Scientists confirmed Wednesday morning an iceberg as big as Delaware has calved from the Larsen C ice shelf in Antarctica. This slab of ice is about 100 miles long, 30 miles wide, and 600 feet thick. It weighs a trillion tons, which means it would fill the volume of Lake Erie with ice twice over.
This calving event is spectacular in its magnitude, as it’s the third largest iceberg ever documented, and the landscape of Antartica has changed to the point where maps will have to be redrawn. While that may seem dramatic, this isn’t a catastrophic event. It is perfectly normal and expected for ice shelves to calve icebergs. They are dynamic systems, and that is part of it.
But what exactly is an ice shelf? Basically, an ice shelf is a flat expanse of ice floating out over the ocean that is still attached to land ice. They are fed by glaciers flowing on the continent behind.
Snow falls on Antarctica’s glaciers, and rather than melting each summer, it simply compresses and compacts until it becomes part of the glacier ice. This new ice above is heavy, and with the forces of gravity, it pushed down on the glacier below.
Although they are made of solid ice, glaciers flow very slowly downwards. Imagine pouring thick honey down the side of a mountain, moving a few feet per day. With calving, it’s much more violent than the flow of honey, as solid ice crunches, creaks, and cracks under the enormous pressure.
Under certain conditions, when this flowing ice meets the ocean, it continues to flow out to sea while remaining attached to the glacier behind. This creates an ice shelf, like a pool of honey accumulating on a table.
Ice shelves grow from the continued flow of the glacier behind, but they also shrink, either by melting (as it comes into contact with warmer air above and water below) or by calving off chunks of ice, becoming icebergs.
Rifts, or cracks, in ice shelves form from a combination of meltwater and physical stress. Scientists at Project MIDAS have tracked the rift that formed this iceberg since 2014 as it progressed from one end of the ice shelf to the other, taking a large bite out of it.
Ice shelves are an important part of the Antarctic landscape. Larsen C is the largest shelf on the Antarctic Peninsula and the fifth largest on the continent. It was the fourth largest before the iceberg broke off — the berg accounted for more than 10 percent of its area.
And ice shelves are in danger. Larsen B and Larsen A, two smaller neighbors of Larsen C, both collapsed dramatically in recent decades, changing the Antarctic landscape permanently.
This has important implications for global sea level rise since ice shelves work like a dam to hold back the flow of glaciers behind. When ice moves from land to sea, this increases the volume of the ocean. Without ice shelves, sea levels would rise at a much more dramatic rate, threatening island nations and coastal cities around the world.

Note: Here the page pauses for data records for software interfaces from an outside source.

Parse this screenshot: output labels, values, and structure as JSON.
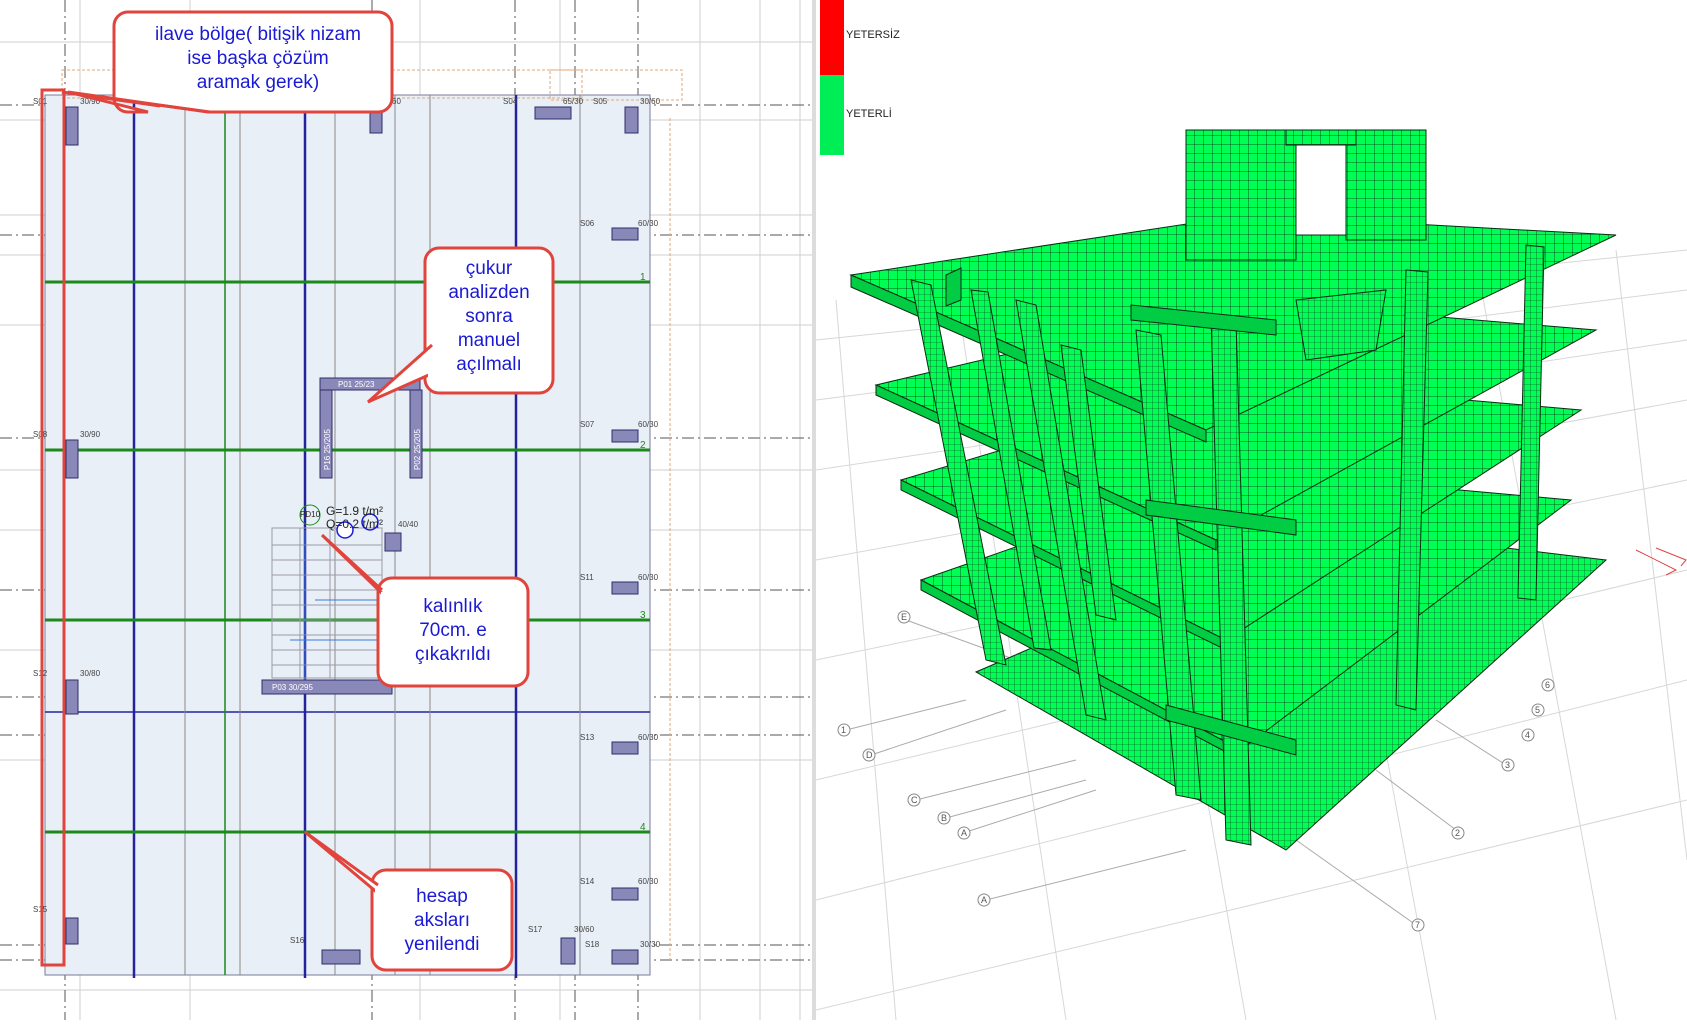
{
  "colors": {
    "slab_fill": "#e9eff6",
    "axis_green": "#1b8a1b",
    "axis_blue": "#23239c",
    "callout_border": "#e0443c",
    "callout_text": "#1a1ad6",
    "column_fill": "#8a88b8",
    "model_green": "#00ff55",
    "legend_red": "#ff0000",
    "legend_green": "#00ee55"
  },
  "callouts": {
    "ilave": {
      "lines": [
        "ilave bölge( bitişik nizam",
        "ise başka çözüm",
        "aramak gerek)"
      ]
    },
    "cukur": {
      "lines": [
        "çukur",
        "analizden",
        "sonra",
        "manuel",
        "açılmalı"
      ]
    },
    "kalinlik": {
      "lines": [
        "kalınlık",
        "70cm. e",
        "çıkakrıldı"
      ]
    },
    "hesap": {
      "lines": [
        "hesap",
        "aksları",
        "yenilendi"
      ]
    }
  },
  "plan": {
    "columns": [
      {
        "label": "S01",
        "size": "30/90"
      },
      {
        "label": "60",
        "size": ""
      },
      {
        "label": "S04",
        "size": "65/30"
      },
      {
        "label": "S05",
        "size": "30/60"
      },
      {
        "label": "S06",
        "size": "60/30"
      },
      {
        "label": "S08",
        "size": "30/90"
      },
      {
        "label": "S07",
        "size": "60/30"
      },
      {
        "label": "S11",
        "size": "60/30"
      },
      {
        "label": "S12",
        "size": "30/80"
      },
      {
        "label": "S13",
        "size": "60/30"
      },
      {
        "label": "S14",
        "size": "60/30"
      },
      {
        "label": "S15",
        "size": ""
      },
      {
        "label": "S16",
        "size": ""
      },
      {
        "label": "S17",
        "size": "30/60"
      },
      {
        "label": "S18",
        "size": "30/30"
      }
    ],
    "axis_numbers": [
      "1",
      "2",
      "3",
      "4"
    ],
    "walls": {
      "p01": "P01 25/23",
      "p16": "P16 25/205",
      "p02": "P02 25/205",
      "p03": "P03 30/295"
    },
    "load_text": {
      "g": "G=1.9 t/m²",
      "q": "Q=0.2 t/m²",
      "size": "40/40",
      "pd": "PD10"
    }
  },
  "legend": {
    "items": [
      {
        "label": "YETERSİZ",
        "color": "#ff0000",
        "fraction": 0.5
      },
      {
        "label": "YETERLİ",
        "color": "#00ee55",
        "fraction": 0.5
      }
    ]
  },
  "model_axes": [
    "1",
    "2",
    "3",
    "4",
    "5",
    "6",
    "7",
    "A",
    "B",
    "C",
    "D",
    "E"
  ]
}
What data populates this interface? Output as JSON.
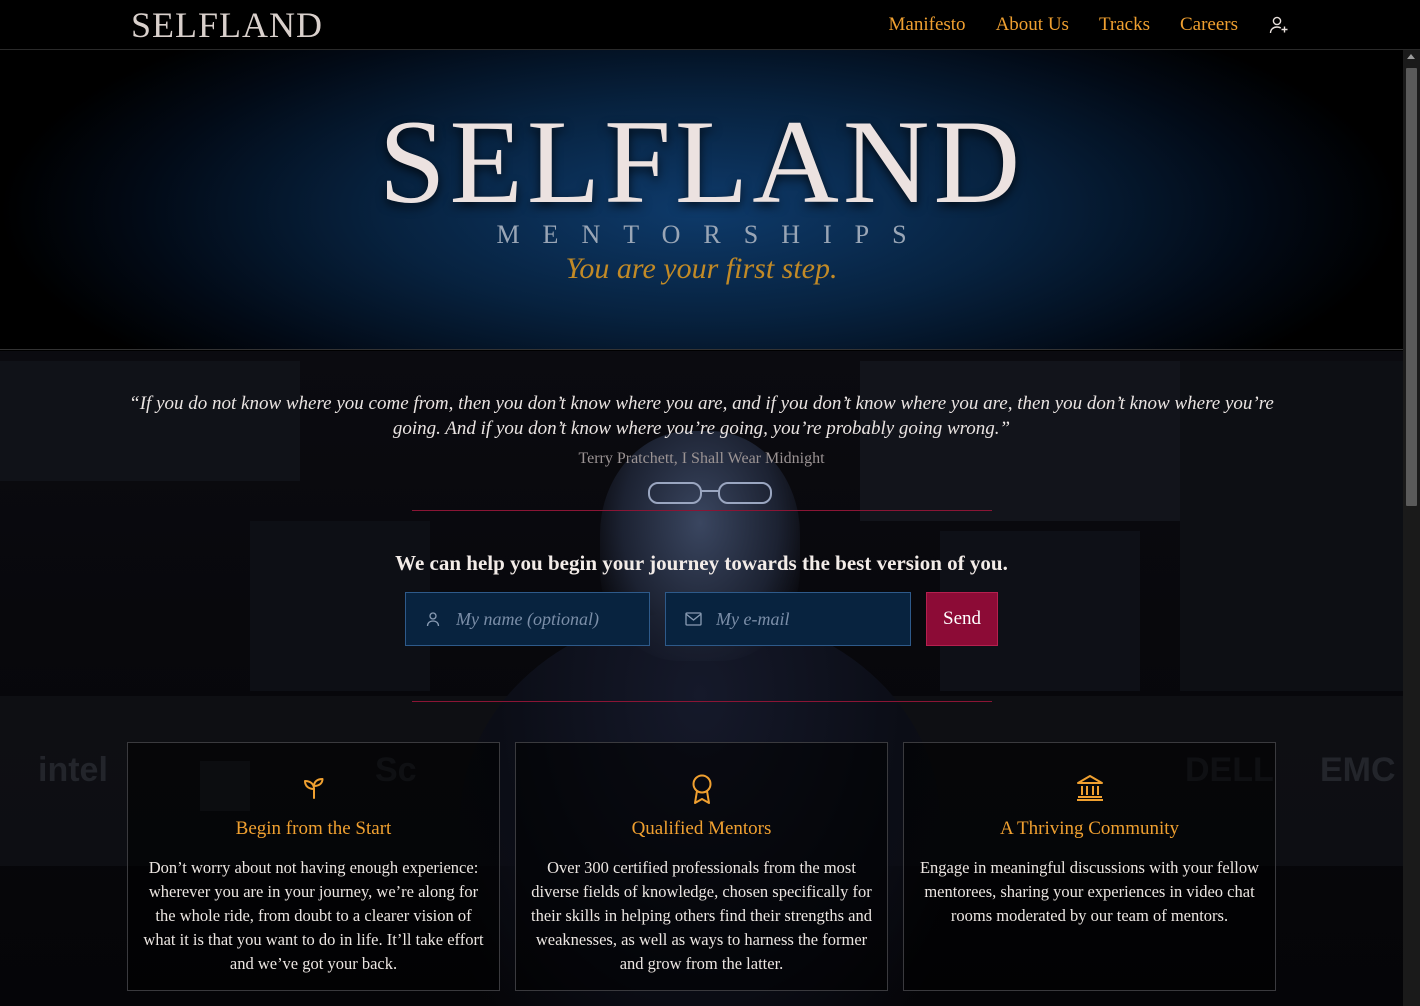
{
  "nav": {
    "logo": "SELFLAND",
    "links": [
      "Manifesto",
      "About Us",
      "Tracks",
      "Careers"
    ],
    "user_icon": "user-plus-icon"
  },
  "hero": {
    "brand": "SELFLAND",
    "subtitle": "MENTORSHIPS",
    "tagline": "You are your first step."
  },
  "quote": {
    "text": "“If you do not know where you come from, then you don’t know where you are, and if you don’t know where you are, then you don’t know where you’re going. And if you don’t know where you’re going, you’re probably going wrong.”",
    "author": "Terry Pratchett, I Shall Wear Midnight"
  },
  "signup": {
    "heading": "We can help you begin your journey towards the best version of you.",
    "name_placeholder": "My name (optional)",
    "email_placeholder": "My e-mail",
    "send_label": "Send",
    "name_icon": "user-icon",
    "email_icon": "mail-icon"
  },
  "cards": [
    {
      "icon": "sprout-icon",
      "title": "Begin from the Start",
      "text": "Don’t worry about not having enough experience: wherever you are in your journey, we’re along for the whole ride, from doubt to a clearer vision of what it is that you want to do in life. It’ll take effort and we’ve got your back."
    },
    {
      "icon": "award-icon",
      "title": "Qualified Mentors",
      "text": "Over 300 certified professionals from the most diverse fields of knowledge, chosen specifically for their skills in helping others find their strengths and weaknesses, as well as ways to harness the former and grow from the latter."
    },
    {
      "icon": "bank-icon",
      "title": "A Thriving Community",
      "text": "Engage in meaningful discussions with your fellow mentorees, sharing your experiences in video chat rooms moderated by our team of mentors."
    }
  ],
  "colors": {
    "accent": "#f0a030",
    "send": "#8c0b36",
    "field": "#08233f",
    "divider": "#8a1535"
  }
}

But the fate of Larsen C is uncertain. It could be that the shelf continues to do as it has done for many thousands of years, growing from behind and calving from the front in a state of equilibrium.
Some scientists, though, believe that this calving event could be the beginning of the end of Larsen C, exposing weaknesses in its structure caused by a warming environment that will lead to its collapse over coming years or decades.
The calving event is dramatic, but the most important and interesting part is what happens next.